The first-year of university can be a difficult transition. Moving to Waterloo was not only an immense culture shock for me (coming from a village of ~1000 people in Eastern Ontario), but also an alienating experience sharing a classroom and a professor with hundreds of other students. While residence helped me meet new friends, I feel like I should have made more effort to connect with my professors and join a club or two and start connecting with people who shared my academic and personal interests. Honestly, the profs don’t bite, and they appreciate your willingness to get to know them and demonstrate your interest for the course material/themes/research. It is also helpful later when you have to find an advisor for your thesis, or references for your grad school applications.
2. Use Volunteering, Part-Time Work, Co-op, or your Free Summers to Find RELEVANT Work Experience
Thousands of students across Canada are graduating with little to no relevant work experience. In the unemployment situation we find ourselves, it is important to use the free time we have to find relevant work and/or side projects to build our resumes early on and stand out from the crowd of applicants. There are tons of summer jobs (especially in the environmental field) offered thanks to government subsidies. You can also win over some potential employers by informing them of the tax breaks they could get from hiring a summer/co-op student. If you can’t find a full-time internship in your field, look for part-time work, volunteer somewhere, or start your own project!
Now is the time to do it. Whether it’s an exchange or co-op placement, a week-long trip between semesters, or a vacation during the summer months, once you start working full-time it will be more difficult to schedule time to do these things. I know not everyone will have the opportunity and money to do this (I dipped into my student loans and co-op salary for all of my trips), but if you can, it is SUCH a wonderful experience and a refreshing break from the stresses of academia.
4. Eat Well and Get Some Exercise
It is very easy to slack off on meals and exercise when you’re too busy cramming and getting those last-minute papers in before the deadline. Try to get at least 20 minutes of physical activity each day. Your body will thank you. Yoga is a great way to get your blood flowing and activate muscles that have been stagnant all day while you sat at a desk typing away at your research paper. I was also a big fan of at-home workouts on YouTube when I was pressed for time.
I also saved A TON of money by taking a couple hours each Sunday to browse the flyers, plan my meals for the week, buy my groceries and prep some lunches to bring to campus with me during the week. I treated myself to lunch or dinner out once a week. I would typically spend $30-$50 per week on food (including coffee and eating out).

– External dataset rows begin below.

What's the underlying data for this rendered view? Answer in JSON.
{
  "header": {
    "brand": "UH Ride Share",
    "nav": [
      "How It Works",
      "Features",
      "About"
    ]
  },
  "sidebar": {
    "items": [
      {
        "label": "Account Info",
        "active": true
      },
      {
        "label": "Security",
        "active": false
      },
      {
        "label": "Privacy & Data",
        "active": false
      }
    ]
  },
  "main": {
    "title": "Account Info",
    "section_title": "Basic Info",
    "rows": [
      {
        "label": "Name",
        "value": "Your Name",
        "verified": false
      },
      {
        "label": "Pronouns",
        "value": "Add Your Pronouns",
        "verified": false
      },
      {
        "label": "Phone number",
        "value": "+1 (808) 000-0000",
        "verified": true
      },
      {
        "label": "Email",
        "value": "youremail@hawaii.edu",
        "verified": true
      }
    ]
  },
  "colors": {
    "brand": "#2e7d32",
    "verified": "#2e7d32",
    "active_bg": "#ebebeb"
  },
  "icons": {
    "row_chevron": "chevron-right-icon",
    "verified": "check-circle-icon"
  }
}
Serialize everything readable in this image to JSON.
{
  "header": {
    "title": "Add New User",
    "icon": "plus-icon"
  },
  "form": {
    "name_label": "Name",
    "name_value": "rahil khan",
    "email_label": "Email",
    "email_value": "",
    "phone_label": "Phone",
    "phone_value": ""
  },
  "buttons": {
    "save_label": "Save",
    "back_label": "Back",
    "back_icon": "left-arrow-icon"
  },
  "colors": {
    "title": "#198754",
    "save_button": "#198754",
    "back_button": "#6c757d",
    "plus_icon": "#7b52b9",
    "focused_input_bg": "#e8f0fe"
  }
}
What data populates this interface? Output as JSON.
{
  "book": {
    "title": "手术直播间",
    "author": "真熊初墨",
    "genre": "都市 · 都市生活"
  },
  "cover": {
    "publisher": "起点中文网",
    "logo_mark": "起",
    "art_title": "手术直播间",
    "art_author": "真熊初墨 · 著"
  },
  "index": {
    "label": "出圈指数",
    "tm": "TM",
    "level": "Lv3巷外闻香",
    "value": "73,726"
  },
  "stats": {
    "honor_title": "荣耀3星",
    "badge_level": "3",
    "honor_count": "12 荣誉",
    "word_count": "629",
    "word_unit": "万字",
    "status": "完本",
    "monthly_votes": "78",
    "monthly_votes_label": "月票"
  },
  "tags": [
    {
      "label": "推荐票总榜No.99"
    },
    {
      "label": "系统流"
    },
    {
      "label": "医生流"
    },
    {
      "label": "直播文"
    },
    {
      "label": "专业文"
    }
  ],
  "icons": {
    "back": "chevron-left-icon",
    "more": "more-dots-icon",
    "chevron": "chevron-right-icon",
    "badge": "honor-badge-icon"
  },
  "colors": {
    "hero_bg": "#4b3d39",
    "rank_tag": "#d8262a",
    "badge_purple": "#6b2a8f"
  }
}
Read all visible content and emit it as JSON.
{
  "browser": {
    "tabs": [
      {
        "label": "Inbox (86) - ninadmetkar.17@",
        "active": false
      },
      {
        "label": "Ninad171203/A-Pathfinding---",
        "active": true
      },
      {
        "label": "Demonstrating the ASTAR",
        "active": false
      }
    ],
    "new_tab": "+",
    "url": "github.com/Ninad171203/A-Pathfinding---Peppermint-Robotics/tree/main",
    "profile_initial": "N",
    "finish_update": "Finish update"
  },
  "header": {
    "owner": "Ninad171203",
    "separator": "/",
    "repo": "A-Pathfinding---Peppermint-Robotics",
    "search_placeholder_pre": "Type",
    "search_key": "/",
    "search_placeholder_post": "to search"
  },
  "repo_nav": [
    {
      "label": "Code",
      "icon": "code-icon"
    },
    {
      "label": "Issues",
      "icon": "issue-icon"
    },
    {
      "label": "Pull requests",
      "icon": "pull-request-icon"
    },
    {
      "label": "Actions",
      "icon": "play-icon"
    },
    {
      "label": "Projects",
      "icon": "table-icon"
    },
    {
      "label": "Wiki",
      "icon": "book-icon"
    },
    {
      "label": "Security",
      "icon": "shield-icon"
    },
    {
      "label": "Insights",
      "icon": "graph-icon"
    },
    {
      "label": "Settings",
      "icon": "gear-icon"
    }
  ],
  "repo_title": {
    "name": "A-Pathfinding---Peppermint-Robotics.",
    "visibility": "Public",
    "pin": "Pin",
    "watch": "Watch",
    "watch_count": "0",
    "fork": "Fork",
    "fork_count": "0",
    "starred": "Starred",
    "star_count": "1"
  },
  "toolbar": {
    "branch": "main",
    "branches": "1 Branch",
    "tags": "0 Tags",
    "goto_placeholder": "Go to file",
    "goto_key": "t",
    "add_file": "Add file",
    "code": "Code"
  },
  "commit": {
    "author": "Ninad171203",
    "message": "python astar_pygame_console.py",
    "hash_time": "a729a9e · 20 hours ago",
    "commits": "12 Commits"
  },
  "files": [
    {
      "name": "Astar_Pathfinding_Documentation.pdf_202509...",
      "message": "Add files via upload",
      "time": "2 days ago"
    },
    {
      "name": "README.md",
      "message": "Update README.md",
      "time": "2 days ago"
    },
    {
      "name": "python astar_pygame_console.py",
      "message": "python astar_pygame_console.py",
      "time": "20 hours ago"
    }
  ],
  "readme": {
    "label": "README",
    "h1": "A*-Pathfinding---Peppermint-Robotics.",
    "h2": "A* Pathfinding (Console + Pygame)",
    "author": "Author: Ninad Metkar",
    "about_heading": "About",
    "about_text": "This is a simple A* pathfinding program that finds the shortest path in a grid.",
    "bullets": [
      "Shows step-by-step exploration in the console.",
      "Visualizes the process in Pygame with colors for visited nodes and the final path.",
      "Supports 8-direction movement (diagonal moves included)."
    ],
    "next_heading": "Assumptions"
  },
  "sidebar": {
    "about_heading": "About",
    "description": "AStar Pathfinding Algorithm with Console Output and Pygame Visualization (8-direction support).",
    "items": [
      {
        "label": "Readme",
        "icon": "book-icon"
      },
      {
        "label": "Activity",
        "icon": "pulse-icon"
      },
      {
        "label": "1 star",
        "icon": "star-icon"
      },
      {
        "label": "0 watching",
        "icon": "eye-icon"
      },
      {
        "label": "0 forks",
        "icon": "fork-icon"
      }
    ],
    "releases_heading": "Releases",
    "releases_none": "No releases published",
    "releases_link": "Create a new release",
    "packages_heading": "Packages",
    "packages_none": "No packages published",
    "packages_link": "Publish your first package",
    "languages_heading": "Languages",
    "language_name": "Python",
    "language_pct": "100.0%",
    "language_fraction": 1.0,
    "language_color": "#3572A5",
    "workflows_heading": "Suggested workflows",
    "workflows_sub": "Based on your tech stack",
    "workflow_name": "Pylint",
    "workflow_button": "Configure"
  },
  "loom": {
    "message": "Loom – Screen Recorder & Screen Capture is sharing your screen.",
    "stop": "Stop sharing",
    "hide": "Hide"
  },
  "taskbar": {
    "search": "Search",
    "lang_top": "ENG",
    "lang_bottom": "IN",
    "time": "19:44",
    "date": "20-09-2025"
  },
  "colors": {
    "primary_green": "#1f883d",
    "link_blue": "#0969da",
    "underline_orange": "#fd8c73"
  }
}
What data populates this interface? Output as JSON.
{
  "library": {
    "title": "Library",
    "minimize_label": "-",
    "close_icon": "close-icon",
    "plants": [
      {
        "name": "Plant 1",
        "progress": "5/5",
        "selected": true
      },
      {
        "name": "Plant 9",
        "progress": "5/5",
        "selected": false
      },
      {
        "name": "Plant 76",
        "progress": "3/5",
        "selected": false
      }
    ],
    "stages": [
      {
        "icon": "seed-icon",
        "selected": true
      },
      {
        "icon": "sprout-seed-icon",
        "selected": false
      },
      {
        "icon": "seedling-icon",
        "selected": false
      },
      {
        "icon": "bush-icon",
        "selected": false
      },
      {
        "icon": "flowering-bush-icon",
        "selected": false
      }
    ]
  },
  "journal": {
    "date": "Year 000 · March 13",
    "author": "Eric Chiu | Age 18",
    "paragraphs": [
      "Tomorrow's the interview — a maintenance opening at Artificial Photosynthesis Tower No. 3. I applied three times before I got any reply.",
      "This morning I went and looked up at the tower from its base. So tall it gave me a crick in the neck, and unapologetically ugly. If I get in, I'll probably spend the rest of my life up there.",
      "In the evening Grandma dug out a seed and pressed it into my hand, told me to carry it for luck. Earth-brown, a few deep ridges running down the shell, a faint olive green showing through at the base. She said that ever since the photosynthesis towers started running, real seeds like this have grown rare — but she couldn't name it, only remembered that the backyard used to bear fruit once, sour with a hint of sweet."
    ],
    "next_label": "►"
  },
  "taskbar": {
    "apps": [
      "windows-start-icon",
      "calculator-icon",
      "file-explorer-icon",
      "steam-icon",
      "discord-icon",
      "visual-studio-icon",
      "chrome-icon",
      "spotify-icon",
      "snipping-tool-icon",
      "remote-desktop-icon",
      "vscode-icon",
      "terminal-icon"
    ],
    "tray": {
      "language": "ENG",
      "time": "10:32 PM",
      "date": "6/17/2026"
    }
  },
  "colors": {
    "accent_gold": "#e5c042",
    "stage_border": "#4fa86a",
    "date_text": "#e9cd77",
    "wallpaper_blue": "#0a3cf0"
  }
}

5. Be Humble
For our generation, a university degree is a HUGE commitment. Entitlement won’t get you anywhere, and neither will that fancy piece of paper on its own. What you build for yourself professionally over those four years are what employers are attracted to. Make the most of it and never expect anything just because you “deserve it.”